Chamber Music on the Hill presents Gershwin's story as told through his music

Chamber Music on the Hill presents Gershwin's story as told through his music
Chamber Music on the Hill will host the American Music Theatre Artists' performance of "By George! By Ira! By Gershwin!" on March 10. (Courtesy Photo)

The ensemble musicians of the American Music Theatre Artists will present “By George! By Ira! By Gershwin!” in a concert hosted by Chamber Music on the Hill (CMOTH).

The quartet will present the story of George Gershwin alongside narratives about his life and text and visuals that will be projected behind the musicians.


“Carolyn [Black-Sotir, vocalist] and ensemble capture the Gershwin spirit — vibrant, brash, bold, and uniquely American,” according to a news release from CMOTH.

The program was first toured widely in 1998 to celebrate Gershwin’s 100th birthday. The performance in Westminster is close to the roots of the quartet, which is based in the Baltimore area.

The members of the ensemble are Carolyn Black-Sotir, host/soprano; R. Timothy McReynolds, piano/tenor; Arno Drucker, piano; and Tom Williams, bass.

The performance will be held Sunday, March 10 at 3:30 p.m. in The Scott Center at Carroll Community College, at 1601 Washington Road in Westminster.

Tickets are $15 for general admission, or $10 for ages 60 and older and veterans.
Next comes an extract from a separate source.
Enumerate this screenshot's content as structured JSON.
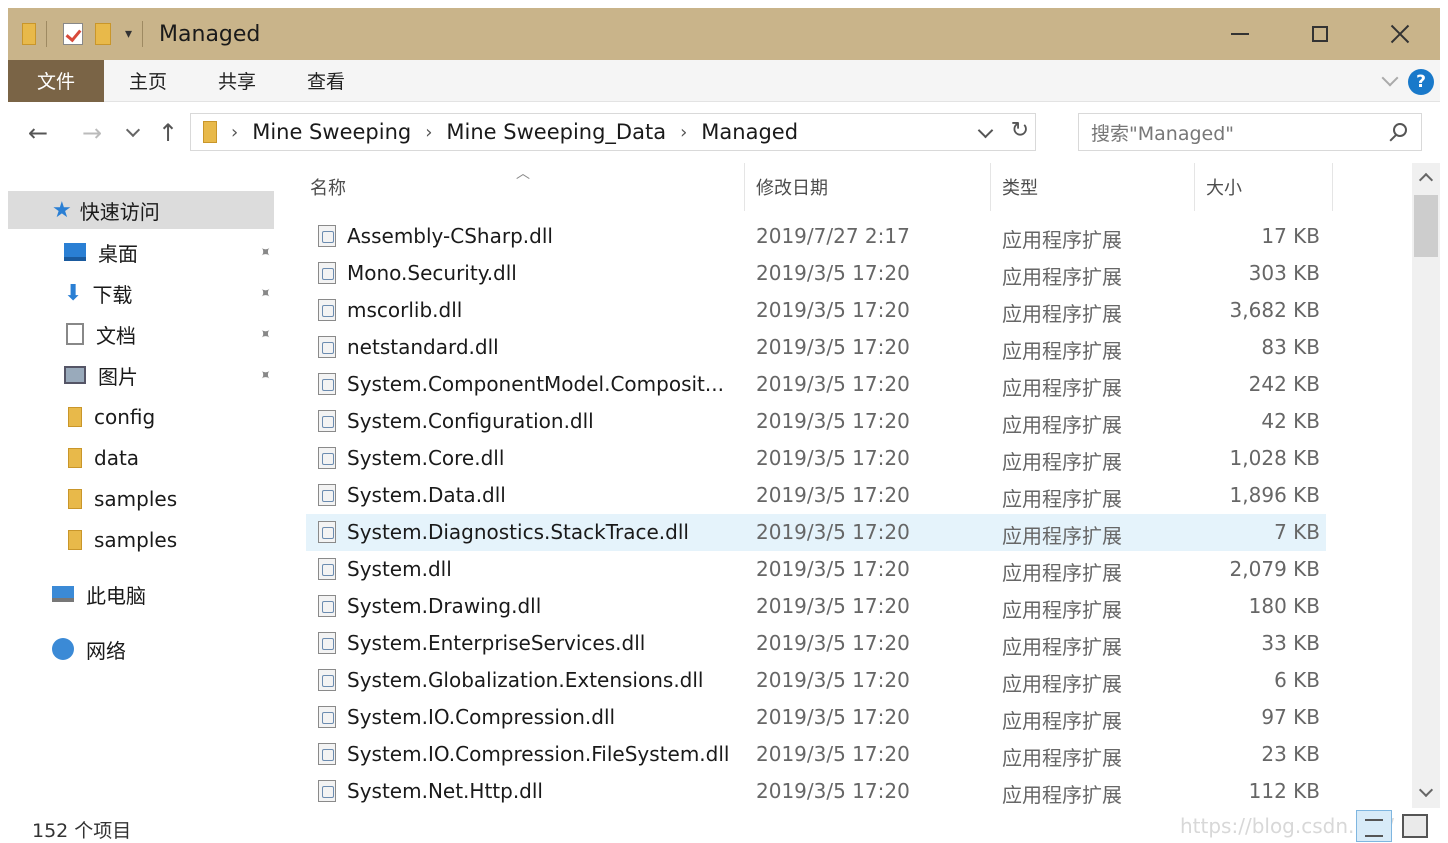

Admission for students at any level is free.

John W. Holbert, chair of the Board of Directors, said of Gershwin’s work, “It’s a kind of music that’s extremely accessible because of of its rhythmic energy and the beautiful melody of the songs.”

Especially in his opera “Porgy and Bess,” a strong jazz influence contributes a very American sound, said David Kreider, CMOTH artistic director.

The performance is a chance for fans of Gershwin to hear his famous works performed with the intimacy of a four-person ensemble. But it is also a chance for those new and old to his work alike to learn about the story of his rise to a influential American composer whose work is still revered today, Holbert said.

In an era where reproducing music was difficult, Gershwin was finding his audience playing in Tin Pan Alley. By the time of his death in 1937, he was working in Hollywood writing scores.

The mission of CMOTH is to expose as many people to the form as possible by bringing the music into their community at cheaper ticket prices than it would be in bigger cities, Holbert said.

“The intimacy of being there with four musicians and the music they will present … People will be in awe of what they are able to do.”

For more information, visit, search CMOTH: Chamber Music On The Hill on Facebook or call 410-857-2259.